* _PROBLEM DESCRIPTION_:
Wherever a line in the records contains the word "Venkatesh", return that line.

[Dataset rows describing interfaces]
○ ○ ○ ○ ○ ○ ○
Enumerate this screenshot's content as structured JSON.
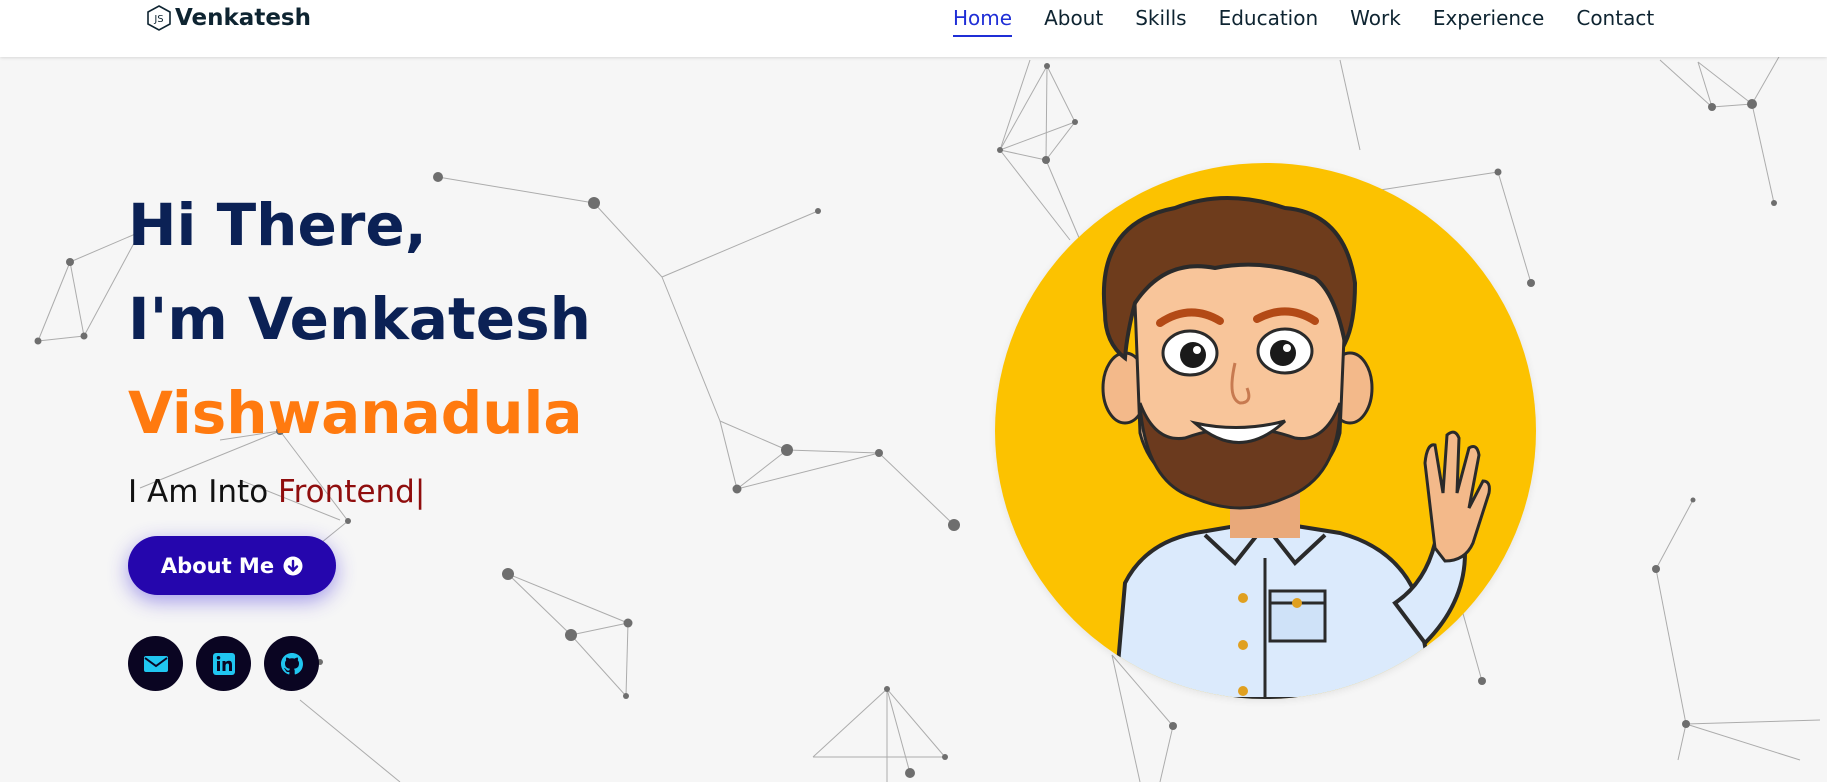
{
  "nav": {
    "brand": "Venkatesh",
    "links": [
      {
        "label": "Home",
        "active": true
      },
      {
        "label": "About",
        "active": false
      },
      {
        "label": "Skills",
        "active": false
      },
      {
        "label": "Education",
        "active": false
      },
      {
        "label": "Work",
        "active": false
      },
      {
        "label": "Experience",
        "active": false
      },
      {
        "label": "Contact",
        "active": false
      }
    ]
  },
  "hero": {
    "line1": "Hi There,",
    "line2": "I'm Venkatesh",
    "name": "Vishwanadula",
    "typing_prefix": "I Am Into",
    "typing_role": "Frontend",
    "typing_cursor": "|",
    "button_label": "About Me",
    "button_icon": "arrow-down-circle-icon"
  },
  "socials": [
    {
      "icon": "envelope-icon"
    },
    {
      "icon": "linkedin-icon"
    },
    {
      "icon": "github-icon"
    }
  ],
  "avatar": {
    "icon": "waving-man-avatar"
  },
  "colors": {
    "accent": "#1f2ed6",
    "heading": "#0b2155",
    "name": "#ff7a0f",
    "role": "#8f0d0d",
    "button": "#2506ad",
    "social_bg": "#0a0522",
    "social_icon": "#20c6f0",
    "avatar_bg": "#fcc200"
  }
}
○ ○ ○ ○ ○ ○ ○
* _COMPLETED EXERCISE_:
    "brand": "Venkatesh",
    "line2": "I'm Venkatesh",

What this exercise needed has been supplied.